De Tocqueville does not view America through rose-tinted glasses. He records the maladies of American governance and the threat of industrial self-interest. He disdains the Presidency of Andrew Jackson, his ignorance and discriminatory practices; his arrogance and disrespect for the Constitution and rule of law. He warns of the consequence of self-interest that measures one’s worth by material wealth.
At the same time, de Tocqueville acknowledges the energy created by individual self-interest that makes Americans restless, inventive, and highly productive in an industrializing economy. He sees how self-interest, in a society that believes in equality of opportunity, will make America a superpower one day. He lauds the American effort to provide public education.
De Tocqueville warns America against tyranny of the majority and the potential for political corruption based on capitalist materialism. In spite of that danger, he notes the value of widely dispersed land ownership that passes through generations of different families. He notes that private property ownership mitigates the rise of aristocracy in America.
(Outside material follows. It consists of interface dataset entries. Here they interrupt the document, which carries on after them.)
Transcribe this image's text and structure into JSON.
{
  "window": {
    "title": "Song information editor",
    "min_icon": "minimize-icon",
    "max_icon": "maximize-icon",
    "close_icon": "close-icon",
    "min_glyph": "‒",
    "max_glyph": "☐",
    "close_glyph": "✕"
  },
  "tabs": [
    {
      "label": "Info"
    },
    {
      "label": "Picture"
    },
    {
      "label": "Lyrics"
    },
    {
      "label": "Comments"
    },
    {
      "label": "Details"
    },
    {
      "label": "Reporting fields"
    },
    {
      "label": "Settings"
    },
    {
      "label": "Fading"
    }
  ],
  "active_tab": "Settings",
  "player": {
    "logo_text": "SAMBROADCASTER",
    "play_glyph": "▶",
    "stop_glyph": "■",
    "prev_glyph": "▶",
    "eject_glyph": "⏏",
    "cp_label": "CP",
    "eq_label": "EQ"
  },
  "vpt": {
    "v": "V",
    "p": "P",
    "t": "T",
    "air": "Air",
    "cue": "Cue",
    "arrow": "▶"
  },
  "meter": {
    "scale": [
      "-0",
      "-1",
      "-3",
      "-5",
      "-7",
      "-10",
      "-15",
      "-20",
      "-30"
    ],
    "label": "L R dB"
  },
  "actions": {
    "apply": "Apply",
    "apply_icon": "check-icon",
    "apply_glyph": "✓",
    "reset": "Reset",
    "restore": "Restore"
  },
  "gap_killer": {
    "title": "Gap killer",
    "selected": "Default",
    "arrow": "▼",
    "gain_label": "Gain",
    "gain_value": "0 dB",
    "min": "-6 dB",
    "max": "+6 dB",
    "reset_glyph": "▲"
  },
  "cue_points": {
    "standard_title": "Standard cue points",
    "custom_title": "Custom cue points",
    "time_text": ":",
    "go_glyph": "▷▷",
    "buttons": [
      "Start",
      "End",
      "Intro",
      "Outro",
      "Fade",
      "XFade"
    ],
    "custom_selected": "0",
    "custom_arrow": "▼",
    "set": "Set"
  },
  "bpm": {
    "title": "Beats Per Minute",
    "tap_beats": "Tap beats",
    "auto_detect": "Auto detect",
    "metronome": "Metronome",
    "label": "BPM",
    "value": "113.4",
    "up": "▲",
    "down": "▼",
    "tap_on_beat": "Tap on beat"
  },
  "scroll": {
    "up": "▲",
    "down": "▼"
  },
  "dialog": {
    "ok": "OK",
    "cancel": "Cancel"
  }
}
One may argue that is untrue in the 21st century because the politics and economics of the present day are raising the issue of income inequality.
Present day political movements like “Occupy Wall Street” are a reflection of America’s continuing drive for equality.
De Tocqueville infers freedom is a fiction. He agrees with Hobbes’ belief that the nature of humankind requires regulation to insure fairness among equals; beginning with childhood education, and continuing through maturity and old age.
It is a battle that de Tocqueville is unsure America will win because of the two faces of materialist capitalism. One that encourages innovation and the other that leads to indolence and immorality.
He argues that Americans work hard for materialist reward and become susceptible to the indolent pursuit of pleasure with no other discernible purpose in life. He believes ancient Greeks and 19th century aristocratic leaders view life more philosophically and less materialistically. De Tocqueville’s point is that materialism is less important than believing in meaning or purpose in life; i.e. the idea of the good versus the attainment and experience of pleasure.
An equally ominous caution is capsulized in this quote from de Tocqueville: “The American Republic will endure until the day Congress discovers that it can bribe the public with the public’s money.” The current state of affairs twists this caution into the influence of corporate wealth on the American election process.
When the Supreme Court rules that corporations are like people and cannot be stopped from expressing their opinion with cash donations, the role of public money geometrically increases to bribe, or at least influence, politicians.
He notes that the second nation that will grow into a superpower is Russia; i.e. a monarchy growing under the leadership of the second Romanov, Alexander I.
De Tocqueville contrasts the democracy of America with the aristocracy of Russia. De Tocqueville argues that wars are more effectively won by aristocratic than democratic states. Wars, he suggests, are more efficiently executed in a monarchy than in a democracy. He explains that a democracy is too slow to effectively start a war and even slower to remove itself from war. Of course, he had little inkling of the rise of Russian communism and the impact of state ownership of property on its progress.
Bill Browder’s book about his business experience in Russia suggests Sergei Magnitsky is murdered at the direction of Putin’s government.
De Tocqueville offers great insight to American Democracy. Many think freedom is the most important aspect of democracy but de Tocqueville’s argument is that the drive for equality is what makes America historically unique.
America is still struggling with equality. The drive for equality remains America’s hope and its opportunity to remain a great nation. America’s drive for equality is playing out in the politics of twenty-first century Democratic and Republican elections. Drive for equality is evident in the “Black Lives Matter” movement in America’s cities. Sadly, it is playing out in violence between police and the public.